I was about to make spaghetti carbonara last week when the news came in that eating bacon could raise my risk of breast cancer. A study from the University of Glasgow based on 260,000 women found that middle-aged British women who ate just 9g of processed meat a day – equivalent to three rashers of bacon – were 15 per cent more likely to get breast cancer than those who ate none. Suddenly, the unsmoked streaky bacon in my fridge looked sinister. Should I switch to courgette carbonara instead?
It’s impossible to open a newspaper or scroll through a news feed without being bombarded with “health” stories, many of them aimed at women. These reports oscillate wildly between alarm and false hope. Since the new year rolled around, I’ve read stories about exercise snacking and gut health, about raw water and cumin (the “new kale”, apparently).
Reading too many health stories, I’ve decided, is bad for your sanity. They make us feel anxious about our own bodies and guilty for eating almost anything. It doesn’t help that the assertions so often contradict each other. This week alone, one newspaper feature suggested that the secret of weight loss and wellbeing was to eat practically nothing but meat, while another indicated that an ultra-strict vegan diet was the answer.

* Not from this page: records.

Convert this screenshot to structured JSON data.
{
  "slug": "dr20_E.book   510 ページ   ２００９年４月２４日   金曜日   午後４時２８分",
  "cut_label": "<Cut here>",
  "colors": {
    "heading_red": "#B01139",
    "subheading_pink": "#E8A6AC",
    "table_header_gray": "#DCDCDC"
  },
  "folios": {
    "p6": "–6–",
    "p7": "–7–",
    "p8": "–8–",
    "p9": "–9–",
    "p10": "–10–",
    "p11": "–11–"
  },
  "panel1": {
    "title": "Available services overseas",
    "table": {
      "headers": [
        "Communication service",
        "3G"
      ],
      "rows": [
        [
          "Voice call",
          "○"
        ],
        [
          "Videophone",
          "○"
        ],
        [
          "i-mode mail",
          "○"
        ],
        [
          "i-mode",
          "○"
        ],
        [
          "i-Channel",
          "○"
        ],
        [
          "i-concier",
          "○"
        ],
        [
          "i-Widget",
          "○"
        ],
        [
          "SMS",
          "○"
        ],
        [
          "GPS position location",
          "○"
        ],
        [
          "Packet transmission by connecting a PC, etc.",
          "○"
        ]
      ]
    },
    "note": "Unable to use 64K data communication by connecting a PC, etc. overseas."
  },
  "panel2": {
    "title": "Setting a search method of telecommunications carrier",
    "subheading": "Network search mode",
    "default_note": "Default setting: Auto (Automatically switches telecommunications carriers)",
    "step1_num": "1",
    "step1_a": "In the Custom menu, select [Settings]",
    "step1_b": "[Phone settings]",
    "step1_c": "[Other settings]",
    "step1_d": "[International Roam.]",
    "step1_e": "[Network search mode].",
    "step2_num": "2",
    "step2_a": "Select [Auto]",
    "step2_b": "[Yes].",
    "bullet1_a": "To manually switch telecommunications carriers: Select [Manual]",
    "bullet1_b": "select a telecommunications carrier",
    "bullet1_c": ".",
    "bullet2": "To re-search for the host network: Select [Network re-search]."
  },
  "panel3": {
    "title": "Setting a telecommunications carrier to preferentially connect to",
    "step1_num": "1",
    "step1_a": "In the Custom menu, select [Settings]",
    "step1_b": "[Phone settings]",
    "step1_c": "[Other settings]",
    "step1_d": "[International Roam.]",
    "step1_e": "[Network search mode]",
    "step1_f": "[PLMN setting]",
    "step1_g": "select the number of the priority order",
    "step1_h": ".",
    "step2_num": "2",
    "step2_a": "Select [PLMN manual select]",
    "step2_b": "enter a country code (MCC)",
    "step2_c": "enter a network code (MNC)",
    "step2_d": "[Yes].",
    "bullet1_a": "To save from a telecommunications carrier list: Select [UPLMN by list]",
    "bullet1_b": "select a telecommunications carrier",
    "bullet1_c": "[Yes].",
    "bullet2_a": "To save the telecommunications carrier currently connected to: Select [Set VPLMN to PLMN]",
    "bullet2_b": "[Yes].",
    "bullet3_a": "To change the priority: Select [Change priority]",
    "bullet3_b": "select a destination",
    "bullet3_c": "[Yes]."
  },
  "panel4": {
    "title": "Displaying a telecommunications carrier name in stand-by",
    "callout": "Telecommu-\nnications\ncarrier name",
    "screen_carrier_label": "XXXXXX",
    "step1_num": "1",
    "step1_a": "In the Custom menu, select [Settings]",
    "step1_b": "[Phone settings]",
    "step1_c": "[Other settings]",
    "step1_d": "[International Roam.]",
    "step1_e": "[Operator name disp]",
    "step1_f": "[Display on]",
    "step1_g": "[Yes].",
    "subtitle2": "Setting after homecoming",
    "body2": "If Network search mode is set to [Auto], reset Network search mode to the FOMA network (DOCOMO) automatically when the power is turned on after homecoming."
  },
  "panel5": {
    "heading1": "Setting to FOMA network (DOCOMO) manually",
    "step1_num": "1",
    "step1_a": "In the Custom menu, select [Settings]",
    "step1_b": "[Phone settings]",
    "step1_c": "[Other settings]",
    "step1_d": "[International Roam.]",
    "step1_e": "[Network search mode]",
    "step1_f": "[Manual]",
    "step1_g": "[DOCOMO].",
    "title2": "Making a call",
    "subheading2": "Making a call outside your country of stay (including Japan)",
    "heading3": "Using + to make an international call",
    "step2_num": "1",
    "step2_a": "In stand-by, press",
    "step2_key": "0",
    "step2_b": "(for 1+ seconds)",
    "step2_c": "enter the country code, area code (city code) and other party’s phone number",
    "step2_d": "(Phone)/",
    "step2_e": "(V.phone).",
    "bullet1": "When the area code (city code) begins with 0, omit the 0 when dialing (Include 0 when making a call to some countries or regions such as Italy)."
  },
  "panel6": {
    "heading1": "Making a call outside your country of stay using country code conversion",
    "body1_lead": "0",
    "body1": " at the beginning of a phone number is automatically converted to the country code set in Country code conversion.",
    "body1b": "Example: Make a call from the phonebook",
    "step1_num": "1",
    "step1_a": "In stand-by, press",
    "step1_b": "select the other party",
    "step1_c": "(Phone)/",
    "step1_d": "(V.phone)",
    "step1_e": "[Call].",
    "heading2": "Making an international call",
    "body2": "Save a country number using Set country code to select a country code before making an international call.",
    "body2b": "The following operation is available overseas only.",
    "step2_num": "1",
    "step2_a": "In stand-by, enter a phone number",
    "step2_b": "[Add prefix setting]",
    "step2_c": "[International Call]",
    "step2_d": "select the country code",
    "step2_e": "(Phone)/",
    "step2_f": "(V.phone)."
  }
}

Some of these health stories appear on the surface to be positive. It was heart-warming to read the story of Dieneke Ferguson, a 67-year-old woman who had “beaten” her blood cancer – myeloma – with high doses of curcumin, one of the chemicals in turmeric. This story made me think I might start drinking fashionable turmeric milk, or at least using more of the yellow spice in my curries.
But even upbeat health stories such as this one can encourage us to have an unhealthily obsessive relationship with food. In her new book, Orthorexia, Renee McGregor argues that the sheer overload of information about health and food in the media contributes to the rising numbers of people suffering from orthorexia: an obsession with eating in the “right” way that becomes an eating disorder. McGregor notes that those vulnerable to eating disorders are often very receptive to uplifting health stories, whether it’s “a gluten-free diet that’s allegedly ‘fixed’ migraines or a sugar-free diet that’s ‘cured’ ME”.
One way or another, the subtext of many health stories is that women’s bodies are wrong and need to be cured. As American feminist Roxane Gay writes in her amazing memoir Hunger, about living in the world as a fat woman, any time she goes to the doctor, “whether for an ingrown toenail or a cold, doctors can only see and diagnose my body”.
Rather than feeling guilty because we have sometimes eaten more than three rashers of bacon in a week, we should feel angry with the industry that chooses to use carcinogenic nitrates
There are two kinds of photos that tend to accompany articles about health and diet. The first shows a fat person eating something like a double cheeseburger, as if to say: “Look! She brought it on herself!” The second type of photo shows someone with an insanely flat stomach in a bikini. Sometimes a heart is drawn around her navel. This seems to imply that flat-stomached women are more lovable, as well as necessarily healthier than those with curves. All too often these stories conflate beauty and health.
Alarmist health stories are good for selling gym memberships and expensive green smoothies, but not so good for making us any healthier. Take obesity. There’s rising evidence that the welter of judgmental articles about the “obesity crisis” may actually make it harder for people to lose weight. A study from 2017 looking at nearly 3,000 Americans found that the more someone felt stigmatised about his or her weight, the more likely they were to overeat and gain more weight.
The media angle on food and individual health encourages us to turn our anger in on ourselves, rather than outwards to the true culprits. Let’s go back to the story about bacon and breast cancer. This study was just the latest in a gathering body of research linking processed meat consumption to cancers. But the fact that ham and bacon are so carcinogenic is due to the food industry’s insistence on using nitrites and nitrates. Last year, French journalist Guillaume Coudray published Cochonneries, a book exposing what he calls the “nitro-meat lobby” for its disregard of human health. As Coudray explains to me in an email, “There is clear evidence that [bacon and ham] made with nitrate is much more carcinogenic than charcuterie made with only salt.”
Rather than feeling guilty because we have sometimes eaten more than three rashers of bacon in a week, we should feel angry with the industry that chooses to use nitrates in salami. The healthiness of our food is never just a matter of personal choice.
If you want to stay on an even keel with food, you need to learn to read the health stories and say, “La la la.” A healthy life means avoiding the twin imposters of cancer scares on the one hand and miracle cures on the other.
But you know what? Spaghetti carbonara with courgettes is delicious.